Disposal sites set for bunny bodies

Island Disposal is providing drop-off bins for dead rabbits in Langley.

A disease outbreak has killed so many rabbits on South Whidbey that proper disposal of their carcasses has been a bit of a conundrum.

After some initial confusion about what to do with the bunnies killed by rabbit hemorrhagic disease, Island Disposal and the city of Langley decided that the waste management service would provide 96-gallon containers on Monday to dispose of the carcasses and would send a delivery driver to collect and transfer the containers to the Island County Transfer Station.

The drop-off areas are located at the main gate to the city’s Waste Water Treatment Plant on Coles Road and at the corner of Dalton Lane and Camano Avenue, behind the softball field fence.

Initially, Island Disposal staff members — the company in charge of collecting trash in Island County — said they could not take the bunny bodies, not even if they are double-bagged as the state requires.

Island Disposal told Langley Mayor Scott Chaplin that carcasses are considered hazardous waste by the state, for which their collection containers are not certified. Therefore, if a residential bin was found to contain a carcass, garbage collectors would have to leave it unemptied at the curb.
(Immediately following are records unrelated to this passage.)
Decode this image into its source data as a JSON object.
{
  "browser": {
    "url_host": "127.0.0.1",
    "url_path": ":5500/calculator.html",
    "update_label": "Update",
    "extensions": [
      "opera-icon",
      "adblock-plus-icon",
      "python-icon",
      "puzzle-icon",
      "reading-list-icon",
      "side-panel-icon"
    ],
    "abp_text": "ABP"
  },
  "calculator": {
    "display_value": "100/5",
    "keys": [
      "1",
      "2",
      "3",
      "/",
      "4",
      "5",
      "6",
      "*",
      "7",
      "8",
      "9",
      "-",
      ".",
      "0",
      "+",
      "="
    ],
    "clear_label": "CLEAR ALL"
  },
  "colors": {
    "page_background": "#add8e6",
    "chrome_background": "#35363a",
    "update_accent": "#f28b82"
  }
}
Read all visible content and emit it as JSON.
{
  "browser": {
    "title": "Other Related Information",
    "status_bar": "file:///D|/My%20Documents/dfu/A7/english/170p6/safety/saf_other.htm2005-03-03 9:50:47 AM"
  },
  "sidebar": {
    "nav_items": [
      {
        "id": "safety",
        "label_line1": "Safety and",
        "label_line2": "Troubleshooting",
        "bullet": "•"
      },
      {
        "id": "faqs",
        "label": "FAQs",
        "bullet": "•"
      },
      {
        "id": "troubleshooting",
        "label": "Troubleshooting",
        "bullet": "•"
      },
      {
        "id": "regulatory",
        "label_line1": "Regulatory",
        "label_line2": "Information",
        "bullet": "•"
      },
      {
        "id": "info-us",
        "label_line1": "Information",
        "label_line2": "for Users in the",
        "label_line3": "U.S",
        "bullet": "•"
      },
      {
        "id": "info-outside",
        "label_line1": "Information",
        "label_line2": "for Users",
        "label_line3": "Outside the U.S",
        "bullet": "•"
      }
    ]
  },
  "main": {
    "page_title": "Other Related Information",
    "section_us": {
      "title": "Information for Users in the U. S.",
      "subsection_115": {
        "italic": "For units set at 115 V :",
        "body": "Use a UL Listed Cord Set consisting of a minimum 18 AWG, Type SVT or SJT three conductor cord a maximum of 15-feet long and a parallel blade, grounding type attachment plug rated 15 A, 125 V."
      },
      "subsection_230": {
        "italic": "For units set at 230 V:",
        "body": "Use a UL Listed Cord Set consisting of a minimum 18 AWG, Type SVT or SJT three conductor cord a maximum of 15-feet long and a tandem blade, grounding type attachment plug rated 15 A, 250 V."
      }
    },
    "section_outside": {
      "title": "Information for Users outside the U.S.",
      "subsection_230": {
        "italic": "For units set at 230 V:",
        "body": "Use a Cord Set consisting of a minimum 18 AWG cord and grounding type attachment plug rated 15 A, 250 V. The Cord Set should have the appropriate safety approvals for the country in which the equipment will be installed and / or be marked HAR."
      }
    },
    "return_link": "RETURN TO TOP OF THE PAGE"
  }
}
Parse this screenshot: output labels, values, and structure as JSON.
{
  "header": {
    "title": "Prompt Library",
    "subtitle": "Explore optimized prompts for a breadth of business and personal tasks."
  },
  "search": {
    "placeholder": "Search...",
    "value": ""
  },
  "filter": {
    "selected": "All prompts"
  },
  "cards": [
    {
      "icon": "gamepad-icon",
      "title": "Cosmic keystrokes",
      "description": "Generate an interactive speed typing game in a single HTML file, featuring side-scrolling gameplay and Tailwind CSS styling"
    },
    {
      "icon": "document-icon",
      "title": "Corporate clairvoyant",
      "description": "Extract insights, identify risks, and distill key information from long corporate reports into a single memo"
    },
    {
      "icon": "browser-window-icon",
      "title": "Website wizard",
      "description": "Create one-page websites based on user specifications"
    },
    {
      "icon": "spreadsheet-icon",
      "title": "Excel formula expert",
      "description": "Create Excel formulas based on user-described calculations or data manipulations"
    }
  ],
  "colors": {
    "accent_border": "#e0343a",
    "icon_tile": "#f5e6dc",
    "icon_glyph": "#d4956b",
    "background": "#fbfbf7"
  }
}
“If we were to cycle this material through our truck compactors it would result in the carcasses becoming freed from the bags, dismembered and contamination of the entire load of material,” Site Manager Andrew Riggs wrote in an email to Chaplin, saying it is why they have waste acceptance criteria. “It can result in potentially hazardous materials on the Transfer Station tip floor.”

In a memo, Chaplin wrote that in the days following the outbreak, the city received a “flood” of inquiries about what to do in this situation. In the span of three days, he wrote, 20 carcasses were found in the Highlands neighborhood alone, which is 1.4 acres. The Whidbey Island Fairgrounds, which was the epicenter of the outbreak, reported that at least 30 bodies were collected.

In a memo released on July 3, Chaplin advises residents who wish to dispose of a carcass to double bag it, disinfect the bag and refrigerate it. If possible, people should contact the state veterinarian to determine whether the bunny should be submitted for testing or disposed of.

Prior to the drop-off site solution, those who were instructed to dispose of the bunnies would have had to drive to the nearest transfer station in Coupeville, where there are no restrictions on the disposal of small dead animals.